History too is re-cycled, like glass, water, paper and other essenials. A history book is nothing more than a re-thinking, in some cases revising as well, of what an earlier historian wrote in another book. What happened in the world ten thousand years ago on a certain day is History, but then what happened in our world yesterday is History too. Historians have always relied on contempories who were there, in a great battle for instance, survived injured or whole, and wrote about that battle as soon as they could. This particular piece of history might be heard in the form of a ballad, or published as writing, or become a yarn told in taverns. In a recent very serious case, England discovered that their teachers, and their teachers’ teachers, and their teachers’ teachers, relying on published history texts, have been stating untruths for nearly five hundred years. This is the case of King Richard III, last of the Plantagenets, who died on a battlefield. He was everybody’s wicked uncle, a serial murderer, poisoner of his own wife, assassin of his own brother etc. etc since 1485 because the contemporary historians said so. Though it was mostly mythical, it was taught as fact in schools and colleges. Luckily, the very finest texts that can be used by historians, if they have been preserved well, are diaries. Obviously they were written by first-hand witnesses, though many have been embellished, as a diarist’s wont. It was a diarist, a foreigner whose English was questionable, called Polydore Vergil, who wrote most of the lies about Richard. Another contemporary diarist was Thomas More, an official and well paid Tudor historian, who wrote distatefully about Richard because it suited his book to do so. It was pure propaganda, but it kept More’s head on his shoulders – even if only for a while.
Samuel Pepys (1633 – 1703) is probably the most famous and quoted (and misquoted) diarist in world history. He was nothing more than an Admiralty clerk, who rose after the Restoration of Charles II in the ever-growing British Navy. He became Admiralty Secretary in 1672 when he was thirty-nine. Then he lost his job because some imp accused him of involvement in The Popish Plot (1679). It was nonsense, and he was re-instated in 1684. Meanwhile however, he was keeping a diary which became internationally celebrated, running from January, 1660 to May, 1669. It is fascinating because it provides an intimate picture of everyday personal life (Pepys was exceptionately fond of buxom, pretty, large women), court intrigue (the merriest of melancholic monarchs, Charles II, was on the throne), and naval administration. His account of three national disasters, The Great Plague of 1665/66, the Great Fire of London (1666) that followed, and the impertinent but courageous sailing up the Thames Estuary and river itself of the Dutch war fleet and the damage it did – have been quoted and used by historians ever since.

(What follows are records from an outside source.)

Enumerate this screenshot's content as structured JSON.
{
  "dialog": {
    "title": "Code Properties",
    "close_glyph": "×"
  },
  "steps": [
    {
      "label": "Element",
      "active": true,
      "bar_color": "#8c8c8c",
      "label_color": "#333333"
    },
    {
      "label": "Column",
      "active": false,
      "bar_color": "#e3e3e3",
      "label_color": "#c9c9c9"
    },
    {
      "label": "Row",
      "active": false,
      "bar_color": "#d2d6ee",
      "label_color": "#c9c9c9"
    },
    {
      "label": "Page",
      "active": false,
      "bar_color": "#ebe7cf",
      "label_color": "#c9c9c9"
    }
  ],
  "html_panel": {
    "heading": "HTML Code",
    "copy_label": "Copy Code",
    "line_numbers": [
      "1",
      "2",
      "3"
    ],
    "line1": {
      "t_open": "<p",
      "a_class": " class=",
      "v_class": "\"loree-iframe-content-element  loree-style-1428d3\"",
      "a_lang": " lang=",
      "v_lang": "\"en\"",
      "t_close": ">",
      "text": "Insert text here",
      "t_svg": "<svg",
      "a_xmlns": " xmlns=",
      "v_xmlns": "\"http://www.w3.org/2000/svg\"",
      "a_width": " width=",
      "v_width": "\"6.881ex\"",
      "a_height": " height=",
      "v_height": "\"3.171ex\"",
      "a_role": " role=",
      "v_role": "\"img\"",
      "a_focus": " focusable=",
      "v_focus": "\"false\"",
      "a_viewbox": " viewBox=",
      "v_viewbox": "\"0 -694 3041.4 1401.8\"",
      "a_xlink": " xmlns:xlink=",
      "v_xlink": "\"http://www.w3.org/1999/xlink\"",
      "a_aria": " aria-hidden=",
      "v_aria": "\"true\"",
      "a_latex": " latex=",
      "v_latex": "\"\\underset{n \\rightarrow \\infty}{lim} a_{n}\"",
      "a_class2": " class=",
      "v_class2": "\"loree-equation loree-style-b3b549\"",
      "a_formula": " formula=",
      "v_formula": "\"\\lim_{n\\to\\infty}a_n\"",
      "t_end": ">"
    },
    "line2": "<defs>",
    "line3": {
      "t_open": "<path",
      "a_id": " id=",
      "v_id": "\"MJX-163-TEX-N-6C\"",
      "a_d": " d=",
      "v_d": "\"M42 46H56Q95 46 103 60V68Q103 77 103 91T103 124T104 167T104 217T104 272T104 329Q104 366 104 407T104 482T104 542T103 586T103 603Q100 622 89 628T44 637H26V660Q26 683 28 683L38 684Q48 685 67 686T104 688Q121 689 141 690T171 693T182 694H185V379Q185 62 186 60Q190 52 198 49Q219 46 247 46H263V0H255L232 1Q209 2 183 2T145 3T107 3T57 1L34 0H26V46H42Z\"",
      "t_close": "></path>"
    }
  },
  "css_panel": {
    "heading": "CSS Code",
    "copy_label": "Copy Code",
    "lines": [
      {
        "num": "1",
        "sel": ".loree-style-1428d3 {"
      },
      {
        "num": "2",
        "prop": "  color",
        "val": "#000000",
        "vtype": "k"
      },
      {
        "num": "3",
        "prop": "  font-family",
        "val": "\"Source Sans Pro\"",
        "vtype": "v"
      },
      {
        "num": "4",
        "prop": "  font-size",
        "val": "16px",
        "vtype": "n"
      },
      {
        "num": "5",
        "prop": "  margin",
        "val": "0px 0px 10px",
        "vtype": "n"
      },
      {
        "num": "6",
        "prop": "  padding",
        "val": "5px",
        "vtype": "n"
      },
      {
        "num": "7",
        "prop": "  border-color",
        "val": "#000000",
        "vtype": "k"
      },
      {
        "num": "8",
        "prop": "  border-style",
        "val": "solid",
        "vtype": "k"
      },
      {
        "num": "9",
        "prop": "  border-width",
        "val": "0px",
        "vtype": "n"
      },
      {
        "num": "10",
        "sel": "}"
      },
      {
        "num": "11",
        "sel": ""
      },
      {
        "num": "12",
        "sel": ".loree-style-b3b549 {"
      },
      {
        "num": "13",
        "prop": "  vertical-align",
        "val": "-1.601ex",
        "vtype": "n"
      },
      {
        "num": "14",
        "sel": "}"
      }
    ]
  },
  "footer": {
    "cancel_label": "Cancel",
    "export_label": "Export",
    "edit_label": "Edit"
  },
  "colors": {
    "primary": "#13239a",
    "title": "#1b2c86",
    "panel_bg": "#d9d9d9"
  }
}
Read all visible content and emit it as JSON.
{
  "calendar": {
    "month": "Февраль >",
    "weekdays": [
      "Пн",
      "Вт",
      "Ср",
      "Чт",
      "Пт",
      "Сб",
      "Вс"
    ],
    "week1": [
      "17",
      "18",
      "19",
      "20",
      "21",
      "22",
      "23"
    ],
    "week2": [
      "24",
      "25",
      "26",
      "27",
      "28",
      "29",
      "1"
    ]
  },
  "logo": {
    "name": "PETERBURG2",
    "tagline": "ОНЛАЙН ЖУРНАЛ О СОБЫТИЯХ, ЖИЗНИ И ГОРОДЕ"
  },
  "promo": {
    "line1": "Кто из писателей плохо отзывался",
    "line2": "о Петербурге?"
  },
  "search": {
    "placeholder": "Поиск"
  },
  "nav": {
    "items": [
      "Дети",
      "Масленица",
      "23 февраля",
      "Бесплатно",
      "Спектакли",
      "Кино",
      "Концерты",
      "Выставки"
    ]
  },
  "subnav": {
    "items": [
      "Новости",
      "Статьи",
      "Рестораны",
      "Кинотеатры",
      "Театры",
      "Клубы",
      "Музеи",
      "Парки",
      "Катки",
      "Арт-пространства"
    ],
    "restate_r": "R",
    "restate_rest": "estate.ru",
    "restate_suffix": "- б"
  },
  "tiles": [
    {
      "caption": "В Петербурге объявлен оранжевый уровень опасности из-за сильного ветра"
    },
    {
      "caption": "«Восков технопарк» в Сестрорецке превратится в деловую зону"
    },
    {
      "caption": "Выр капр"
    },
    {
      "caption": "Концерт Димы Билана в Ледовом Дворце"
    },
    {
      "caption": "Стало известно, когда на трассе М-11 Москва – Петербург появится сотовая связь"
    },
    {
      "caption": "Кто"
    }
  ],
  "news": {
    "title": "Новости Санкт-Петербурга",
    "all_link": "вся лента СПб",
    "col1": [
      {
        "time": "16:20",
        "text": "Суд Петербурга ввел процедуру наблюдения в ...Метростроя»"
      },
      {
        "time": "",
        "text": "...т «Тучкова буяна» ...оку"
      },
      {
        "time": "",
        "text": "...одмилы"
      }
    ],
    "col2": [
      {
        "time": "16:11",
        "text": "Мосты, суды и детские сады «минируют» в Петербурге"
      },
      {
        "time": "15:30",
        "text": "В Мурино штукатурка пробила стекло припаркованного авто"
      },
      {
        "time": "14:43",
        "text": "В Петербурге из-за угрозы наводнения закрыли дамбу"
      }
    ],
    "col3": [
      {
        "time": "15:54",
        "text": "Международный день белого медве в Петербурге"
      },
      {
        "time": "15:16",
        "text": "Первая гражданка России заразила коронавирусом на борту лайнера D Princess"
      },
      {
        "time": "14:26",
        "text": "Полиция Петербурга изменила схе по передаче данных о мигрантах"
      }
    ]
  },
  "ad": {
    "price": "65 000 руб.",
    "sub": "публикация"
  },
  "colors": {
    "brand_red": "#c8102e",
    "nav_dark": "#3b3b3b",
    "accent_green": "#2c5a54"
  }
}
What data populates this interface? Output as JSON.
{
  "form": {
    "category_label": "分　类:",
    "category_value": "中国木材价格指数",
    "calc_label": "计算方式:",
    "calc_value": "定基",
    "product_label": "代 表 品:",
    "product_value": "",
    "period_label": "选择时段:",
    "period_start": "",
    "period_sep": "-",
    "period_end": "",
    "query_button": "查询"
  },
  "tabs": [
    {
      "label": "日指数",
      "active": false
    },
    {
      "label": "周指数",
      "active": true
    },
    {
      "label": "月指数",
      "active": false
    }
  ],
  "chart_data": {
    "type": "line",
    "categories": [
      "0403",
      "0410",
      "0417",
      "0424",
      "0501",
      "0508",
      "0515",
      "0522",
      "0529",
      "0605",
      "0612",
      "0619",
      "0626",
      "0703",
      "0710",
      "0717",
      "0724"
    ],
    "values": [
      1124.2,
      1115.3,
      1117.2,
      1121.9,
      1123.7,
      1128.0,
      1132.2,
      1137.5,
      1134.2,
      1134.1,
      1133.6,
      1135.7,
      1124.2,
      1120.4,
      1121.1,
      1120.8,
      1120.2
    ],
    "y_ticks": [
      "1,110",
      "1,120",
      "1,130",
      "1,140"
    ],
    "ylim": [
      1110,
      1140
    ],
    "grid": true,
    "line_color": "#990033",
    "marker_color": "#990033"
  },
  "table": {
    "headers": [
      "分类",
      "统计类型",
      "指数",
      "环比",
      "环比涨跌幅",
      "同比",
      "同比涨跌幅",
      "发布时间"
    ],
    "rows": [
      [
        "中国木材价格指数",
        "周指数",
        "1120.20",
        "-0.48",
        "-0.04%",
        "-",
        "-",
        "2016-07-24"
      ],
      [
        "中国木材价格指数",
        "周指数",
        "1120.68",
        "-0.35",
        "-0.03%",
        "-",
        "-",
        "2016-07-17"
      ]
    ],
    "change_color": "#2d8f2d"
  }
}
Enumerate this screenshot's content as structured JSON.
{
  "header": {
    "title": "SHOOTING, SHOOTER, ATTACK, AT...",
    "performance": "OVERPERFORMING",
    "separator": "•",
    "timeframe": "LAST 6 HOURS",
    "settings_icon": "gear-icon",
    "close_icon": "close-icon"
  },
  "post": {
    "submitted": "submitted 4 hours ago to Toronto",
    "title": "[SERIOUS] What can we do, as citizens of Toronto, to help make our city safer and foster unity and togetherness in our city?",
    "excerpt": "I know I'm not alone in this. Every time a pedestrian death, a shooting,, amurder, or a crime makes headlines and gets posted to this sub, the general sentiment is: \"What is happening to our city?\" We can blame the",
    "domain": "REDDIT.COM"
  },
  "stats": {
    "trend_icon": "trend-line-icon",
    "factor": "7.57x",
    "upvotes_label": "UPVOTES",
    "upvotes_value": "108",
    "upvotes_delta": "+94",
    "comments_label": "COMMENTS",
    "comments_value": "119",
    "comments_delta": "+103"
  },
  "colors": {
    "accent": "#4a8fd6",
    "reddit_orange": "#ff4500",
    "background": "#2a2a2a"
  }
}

It should be noted that these diaries were written in code which was not de-coded until 1825, one hundred and twenty-two years after Pepys’ death at the age of seventy.
Here are some apt quotations from the Diary:
13 October, 1660:
‘I went out to Charing Cross, to see Major-general Harrison (sic) hanged, drawn and quartered; which was done there, he looking as cheerful as any man could do in that condition.’
19 July, 1662:
‘But methought it lessened my esteem of a king, that he should not be able to command the rain’.
21 July, 1662:
‘I see it is impossible for a king to have things done as cheap as other men’.
27 November, 1662:
‘But Lord! to see (sic) the absurd nature of Englishmen, that cannot forbear laughing and jeering at everything that looks strange’.
19 December, 1662:
‘My wife, who, poor wretch, is troubled with her lonely life’. (Of course she was lonely, poor wretch, as her husband was for ever at dalliance with large, buxom women, such as saucy maidservants)
13 April, 1665:
‘Pretty, witty Nell’. (This was written about Nell Gwynne, the best humoured of all the King’s numerous mistresses, and is the basis of all historians’ opinion that the lady was both attractive and funny, which would of course have been a great attraction to the King)
25 December, 1665 (Christmas Day):
‘Strange to say what delight we married people have to see these poor fools decoyed into our condition’.
9 March, 1666:
‘Music and women I cannot but give way to, whatever my business is’.